It's a constant source of amazement to me that, even with the number of visitors to the village, with a population of less than three and a half thousand, Frigiliana manages to support four top-end restaurants. One would be pretty impressive, but four!
El Mirador, where we ate last night has evolved over recent years from a venue specialising in distinctive but authentically Spanish dishes, to a truly international cuisine that would hold its own anywhere in Spain, and probably in Europe. I started with a carpaccio of venison dressed with a cheese that perfectly complemented it, 'miel de caña', the local version of molasses which is still produced here in the village; like molasses, but much lighter, and topped by crisp raw vegetables. I followed with fillets of sea bass gently fried, served on a bed of Thai style stir fried vegetables and accompanied by a spicy mango salsa. My wife chose a salad of warm goats' cheese with caramelised onion and a leafy salad with miel de caña and the mango salsa at the side. Her salmon steak was cooked perfectly and served with the stir fried vegetables and pureed potato. A lovely surprise was the wine. Rafa, the co-owner refused to bring the wine list, but said that he wished to surprise me with a special bottle of red wine, on the house. Rafa is from Uruguay and I've had a dig at him in the past that he has no wines from his own country on his extensive and very carefully chosen list.
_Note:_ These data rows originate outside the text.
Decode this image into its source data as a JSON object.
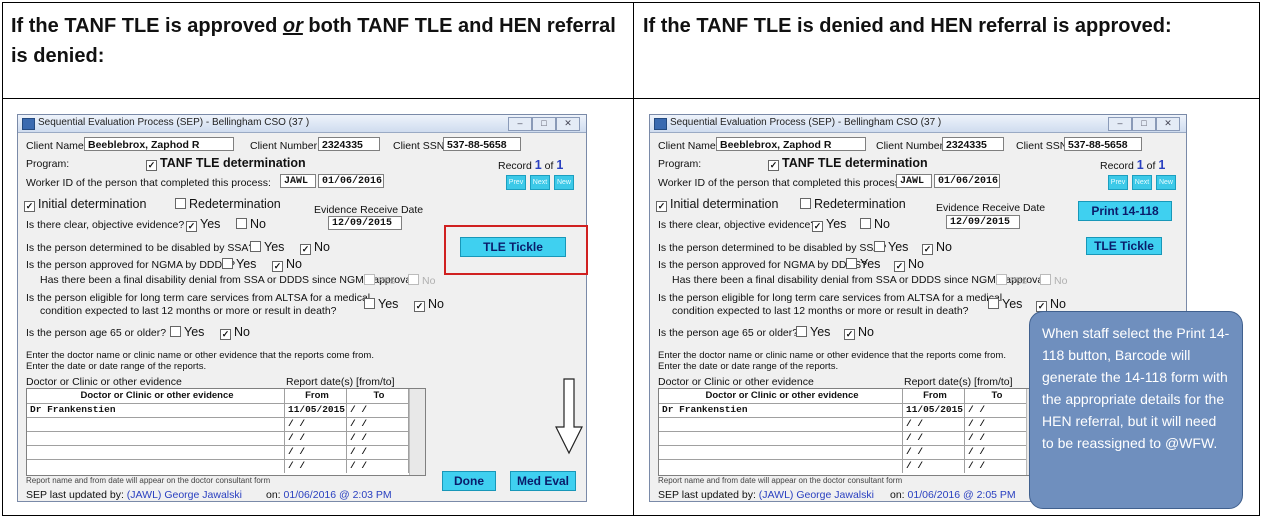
{
  "left_header": {
    "pre": "If the TANF TLE is approved ",
    "em": "or",
    "post": " both TANF TLE and HEN referral is denied:"
  },
  "right_header": "If the TANF TLE is denied and HEN referral is approved:",
  "left_window": {
    "title": "Sequential Evaluation Process (SEP) - Bellingham CSO (37 )",
    "client_name_label": "Client Name:",
    "client_name": "Beeblebrox, Zaphod R",
    "client_number_label": "Client Number:",
    "client_number": "2324335",
    "client_ssn_label": "Client SSN:",
    "client_ssn": "537-88-5658",
    "program_label": "Program:",
    "program_value": "TANF TLE determination",
    "record_label": "Record",
    "record_num": "1",
    "record_of": "of",
    "record_total": "1",
    "nav": [
      "Prev",
      "Next",
      "New"
    ],
    "worker_label": "Worker ID of the person that completed this process:",
    "worker_id": "JAWL",
    "worker_date": "01/06/2016",
    "initial_label": "Initial determination",
    "redetermination_label": "Redetermination",
    "evidence_receive_label": "Evidence Receive Date",
    "evidence_receive_date": "12/09/2015",
    "q_clear": "Is there clear, objective evidence?",
    "q_ssa": "Is the person determined to be disabled by SSA?",
    "q_ngma": "Is the person approved for NGMA by DDDS?",
    "q_final": "Has there been a final disability denial from SSA or DDDS since NGMA approval?",
    "q_ltc_1": "Is the person eligible for long term care services from ALTSA for a medical",
    "q_ltc_2": "condition expected to last 12 months or more or result in death?",
    "q_age": "Is the person age 65 or older?",
    "yes": "Yes",
    "no": "No",
    "instr_1": "Enter the doctor name or clinic name or other evidence that the reports come from.",
    "instr_2": "Enter the date or date range of the reports.",
    "doctor_col_label": "Doctor or Clinic or other evidence",
    "report_col_label": "Report date(s) [from/to]",
    "grid_headers": [
      "Doctor or Clinic or other evidence",
      "From",
      "To"
    ],
    "grid_rows": [
      {
        "doctor": "Dr Frankenstien",
        "from": "11/05/2015",
        "to": "/ /"
      },
      {
        "doctor": "",
        "from": "/ /",
        "to": "/ /"
      },
      {
        "doctor": "",
        "from": "/ /",
        "to": "/ /"
      },
      {
        "doctor": "",
        "from": "/ /",
        "to": "/ /"
      },
      {
        "doctor": "",
        "from": "/ /",
        "to": "/ /"
      }
    ],
    "footnote": "Report name and from date will appear on the doctor consultant form",
    "tle_tickle": "TLE Tickle",
    "done": "Done",
    "med_eval": "Med Eval",
    "updated_label": "SEP last updated by:",
    "updated_by_id": "(JAWL)",
    "updated_by_name": "George Jawalski",
    "updated_on_label": "on:",
    "updated_on": "01/06/2016 @ 2:03 PM"
  },
  "right_window": {
    "title": "Sequential Evaluation Process (SEP) - Bellingham CSO (37 )",
    "client_name_label": "Client Name:",
    "client_name": "Beeblebrox, Zaphod R",
    "client_number_label": "Client Number:",
    "client_number": "2324335",
    "client_ssn_label": "Client SSN:",
    "client_ssn": "537-88-5658",
    "program_label": "Program:",
    "program_value": "TANF TLE determination",
    "record_label": "Record",
    "record_num": "1",
    "record_of": "of",
    "record_total": "1",
    "nav": [
      "Prev",
      "Next",
      "New"
    ],
    "worker_label": "Worker ID of the person that completed this process:",
    "worker_id": "JAWL",
    "worker_date": "01/06/2016",
    "initial_label": "Initial determination",
    "redetermination_label": "Redetermination",
    "evidence_receive_label": "Evidence Receive Date",
    "evidence_receive_date": "12/09/2015",
    "q_clear": "Is there clear, objective evidence?",
    "q_ssa": "Is the person determined to be disabled by SSA?",
    "q_ngma": "Is the person approved for NGMA by DDDS?",
    "q_final": "Has there been a final disability denial from SSA or DDDS since NGMA approval?",
    "q_ltc_1": "Is the person eligible for long term care services from ALTSA for a medical",
    "q_ltc_2": "condition expected to last 12 months or more or result in death?",
    "q_age": "Is the person age 65 or older?",
    "yes": "Yes",
    "no": "No",
    "instr_1": "Enter the doctor name or clinic name or other evidence that the reports come from.",
    "instr_2": "Enter the date or date range of the reports.",
    "doctor_col_label": "Doctor or Clinic or other evidence",
    "report_col_label": "Report date(s) [from/to]",
    "grid_headers": [
      "Doctor or Clinic or other evidence",
      "From",
      "To"
    ],
    "grid_rows": [
      {
        "doctor": "Dr Frankenstien",
        "from": "11/05/2015",
        "to": "/ /"
      },
      {
        "doctor": "",
        "from": "/ /",
        "to": "/ /"
      },
      {
        "doctor": "",
        "from": "/ /",
        "to": "/ /"
      },
      {
        "doctor": "",
        "from": "/ /",
        "to": "/ /"
      },
      {
        "doctor": "",
        "from": "/ /",
        "to": "/ /"
      }
    ],
    "footnote": "Report name and from date will appear on the doctor consultant form",
    "print_btn": "Print 14-118",
    "tle_tickle": "TLE Tickle",
    "updated_label": "SEP last updated by:",
    "updated_by_id": "(JAWL)",
    "updated_by_name": "George Jawalski",
    "updated_on_label": "on:",
    "updated_on": "01/06/2016 @ 2:05 PM"
  },
  "callout": "When staff select the Print 14-118 button, Barcode will generate the 14-118 form with the appropriate details for the HEN referral, but it will need to be reassigned to @WFW.",
  "colors": {
    "accent_button": "#3fd0f0",
    "highlight_border": "#d02020",
    "callout_bg": "#6f8fbe"
  }
}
Last night he presented us with a bottle of Urugayan red wine from the Tannat grape, a grape native to the French Basque region which has very successfully made the transition to Uruguay, where it produces wines with fine, balanced tannins and a lovely blackberry flavour. It now has a place on his updated wine list!
Make a note of the links below if ever you are coming to stay - or better still, live - in Frigiliana.

El Mirador: Info@mirador-frigiliana.com
The GardenRestaurant: www.garden-restaurant-frigiliana.com
Oshun: oshungastronomy@gmail.com
El Adarve: www.restauranteeladarve.com

You won't be disappointed by any of them.


The Heat Comes Early

It's been interesting to read about the heatwave in the UK, which has come sweeping up the Channel from the Bay of Biscay, but of course it didn't originate there; it has come up from North Africa. And to get to northern parts of Europe it has had to cross the Iberian Peninsula. So we too are in the grip of a heatwave. The big difference is that whilst the UK was lashed by thunderstorms which took some of the sting out of the heat, the earliest that we can expect to see any serious rain is late September/early October.
On the Mediterranean coast we have some moderating effects from the sea, so we have been having maximum temperatures of 32 to 34 degrees, although 36/37 is forecast for the start of next week. Inland, it has been much more oppressive (and still is). Madrid has regularly seen 40 degrees and both Sevilla and Córdoba have been as high as 42 degrees. This is nothing new. It happens every year; but not as early as this! Usually we associate this degree of heat with late July and August, so the question on people's minds is, is this a spike or must we endure it - and possibly higher temperatures still - until early September? And if it is indeed an early start to the hot weather, why should we assume that it will subside on time?
Fortunately, when we renovated our property after buying it we drew on our experience of visiting family in Northern Queensland during their summer. As a result, we installed air conditioning units in the living room and all three bedrooms, as well as ceiling fans, so we are able to combat the heat in a way which most of our Spanish neighbours can't. Our winter heating allowance actually gets spent as a summer cooling allowance.